We mounted his data partition read-only using ntfs-3g and since everything seemed fine we started to copy everything back to his external drive, just to be sure we had a backup of his data in case that Windows would decide to crash his partition after another reboot. However, Windows Vista did recognize the drive correctly again and so did Windows 7; he can access all data and nothing seems to be corrupted or missing.

It appears strange that Windows initially ignored the HPA and worked well until he rebooted. But having had extreme, sporadic problems myself using a Silicon Image SATA controller with Windows XP SP2 as well as Windows Vista (without SP, back in 2007) it did not really surprise me any more.

segfaults and libjpeg.so.62 missing after update

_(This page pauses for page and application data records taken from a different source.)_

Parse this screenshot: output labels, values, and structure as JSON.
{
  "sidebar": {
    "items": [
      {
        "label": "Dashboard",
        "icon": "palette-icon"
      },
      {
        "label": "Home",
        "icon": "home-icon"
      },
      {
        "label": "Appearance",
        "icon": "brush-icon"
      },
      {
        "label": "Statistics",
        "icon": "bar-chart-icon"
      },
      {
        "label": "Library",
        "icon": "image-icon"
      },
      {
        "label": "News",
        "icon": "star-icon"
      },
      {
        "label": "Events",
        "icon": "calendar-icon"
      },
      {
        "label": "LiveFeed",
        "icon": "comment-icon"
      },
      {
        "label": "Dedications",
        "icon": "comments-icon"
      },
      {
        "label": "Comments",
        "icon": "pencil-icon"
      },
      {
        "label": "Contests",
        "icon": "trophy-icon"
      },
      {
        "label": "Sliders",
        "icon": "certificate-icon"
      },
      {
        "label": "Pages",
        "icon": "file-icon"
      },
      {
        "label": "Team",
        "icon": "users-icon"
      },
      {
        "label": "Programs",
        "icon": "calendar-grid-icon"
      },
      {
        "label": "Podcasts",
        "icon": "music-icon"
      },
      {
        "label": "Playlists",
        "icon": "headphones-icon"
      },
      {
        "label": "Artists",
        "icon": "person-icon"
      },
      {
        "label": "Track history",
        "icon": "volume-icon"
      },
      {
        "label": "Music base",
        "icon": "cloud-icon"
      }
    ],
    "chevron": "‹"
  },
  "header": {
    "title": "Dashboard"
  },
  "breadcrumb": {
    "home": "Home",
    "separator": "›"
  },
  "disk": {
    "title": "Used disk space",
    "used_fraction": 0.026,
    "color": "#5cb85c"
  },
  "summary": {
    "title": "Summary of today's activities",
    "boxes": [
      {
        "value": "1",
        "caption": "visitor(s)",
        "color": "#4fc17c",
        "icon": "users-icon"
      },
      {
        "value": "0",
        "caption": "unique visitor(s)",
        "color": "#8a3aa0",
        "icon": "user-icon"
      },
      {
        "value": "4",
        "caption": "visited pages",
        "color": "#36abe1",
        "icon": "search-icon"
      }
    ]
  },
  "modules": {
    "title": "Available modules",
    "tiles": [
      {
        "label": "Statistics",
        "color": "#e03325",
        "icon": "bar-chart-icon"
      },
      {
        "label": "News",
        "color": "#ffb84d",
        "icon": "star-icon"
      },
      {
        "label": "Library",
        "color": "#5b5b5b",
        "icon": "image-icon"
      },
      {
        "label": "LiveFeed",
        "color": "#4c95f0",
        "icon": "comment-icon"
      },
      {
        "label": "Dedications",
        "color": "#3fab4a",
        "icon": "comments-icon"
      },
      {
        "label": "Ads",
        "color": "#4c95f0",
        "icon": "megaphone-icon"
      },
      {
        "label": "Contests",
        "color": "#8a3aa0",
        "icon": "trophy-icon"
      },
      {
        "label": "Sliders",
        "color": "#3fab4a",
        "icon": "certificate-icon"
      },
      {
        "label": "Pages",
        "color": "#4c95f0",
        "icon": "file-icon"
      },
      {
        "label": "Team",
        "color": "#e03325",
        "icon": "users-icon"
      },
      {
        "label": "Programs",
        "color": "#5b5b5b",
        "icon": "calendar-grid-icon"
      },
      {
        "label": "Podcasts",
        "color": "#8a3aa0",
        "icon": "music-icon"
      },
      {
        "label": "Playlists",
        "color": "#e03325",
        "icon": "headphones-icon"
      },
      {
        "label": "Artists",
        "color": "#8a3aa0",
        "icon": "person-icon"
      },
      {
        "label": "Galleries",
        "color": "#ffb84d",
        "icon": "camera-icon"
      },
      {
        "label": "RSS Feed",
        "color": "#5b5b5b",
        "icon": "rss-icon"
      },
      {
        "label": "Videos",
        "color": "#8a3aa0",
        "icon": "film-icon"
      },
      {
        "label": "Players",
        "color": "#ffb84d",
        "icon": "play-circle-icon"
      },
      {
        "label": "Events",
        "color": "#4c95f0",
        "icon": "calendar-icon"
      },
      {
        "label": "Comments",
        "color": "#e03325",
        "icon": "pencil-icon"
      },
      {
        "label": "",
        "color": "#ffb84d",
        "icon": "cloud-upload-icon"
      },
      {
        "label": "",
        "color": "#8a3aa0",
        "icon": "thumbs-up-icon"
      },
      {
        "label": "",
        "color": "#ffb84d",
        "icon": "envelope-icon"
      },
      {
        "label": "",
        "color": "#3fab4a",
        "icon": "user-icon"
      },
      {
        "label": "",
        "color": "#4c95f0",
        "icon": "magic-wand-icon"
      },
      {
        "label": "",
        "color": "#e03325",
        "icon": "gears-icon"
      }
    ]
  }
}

I updated my Gentoo system last week (amd64) and ran into multiple problems.

Due to compile errors on many ebuilds I decided to run a revdep-rebuild. After about an hour it recognized that about 380 ebuilds were broken and had to be remerged. I began but could not finish that day so I left revdep-rebuild (which happened to stop due to an error anyway) and shut my system down.

The next day I realized that about half my system was broken. CUPS crashed repeatedly, reporting a segfault with libc whenever I tried to print anything (visible in the kernel log). Remerging cups or glibc did not help, so I went to the Gentoo forums and found the advise to run

emerge -e system 
perl-cleaner all 
emerge -1 libtool 

It took a long time involving the usual stop-and-go caused by build errors but finally it finished. CUPS worked again and so did most of the system. Unfortunately 64 bit binaries like nxclient still did not run because libjpeg.so.62 did not exist any longer. Well, it did for 32 bit apps (so the 32 bit Firefox binary could still run) but not for 64 bit. (the 32 bit version is belongs to app-emulation/emul-linux-x86-baselibs) As usual, linking to the 32 bit library was without success (wrong ELF architecture) and linking to libjpeg.so.7 didn’t work well (I was able to run NX but all JPEGs were missing).

I was lucky enough to find a rather unrelated bug report on the bugtracker that indicates there is a second ebuild for libjpeg called media-libs/jpeg-compat which actually contains the missing 64 bit version of libjpeg.so.62. Having emerged that everything works fine again now.

Wechsel des Blog-Systems

Nachdem mir jahrelang Serendipity treue Dienste geleistet hat (genauer: 4 1/2 Jahre), ich jedoch an den vielen Features und Plugins, sowie der besseren Oberfläche von WordPress Blut geleckt hab, habe ich nun komplett umgestellt. Die alten Beiträge sind vollständig importiert und Umleitungen auf allen wichtigen Adressen gesetzt. Die meisten alten Links sollten auf die entsprechenden Artikel bei WordPress auflösen; Probleme gibt es nur bei Sonderzeichen und Umlauten, wobei keine allzu wichtigen Artikel davon betroffen sind, weshalb ich das einfach mal ignoriere.

Hier und da gibt es noch ein paar Problemchen und abgesehen davon fehlt dem CSS auch noch der Feinschliff und die Sprache des Templates steht vorerst auf Englisch fest. Da ich jedoch unter dem alten System nicht weiterbloggen wollte, da WordPress schon seit 2 Wochen fertig eingerichtet hier rum lag, habe ich mich dazu entschlossen, die Umstellung gleich vorzunehmen und alles Weitere nach und nach im laufenden Betrieb zu erledigen.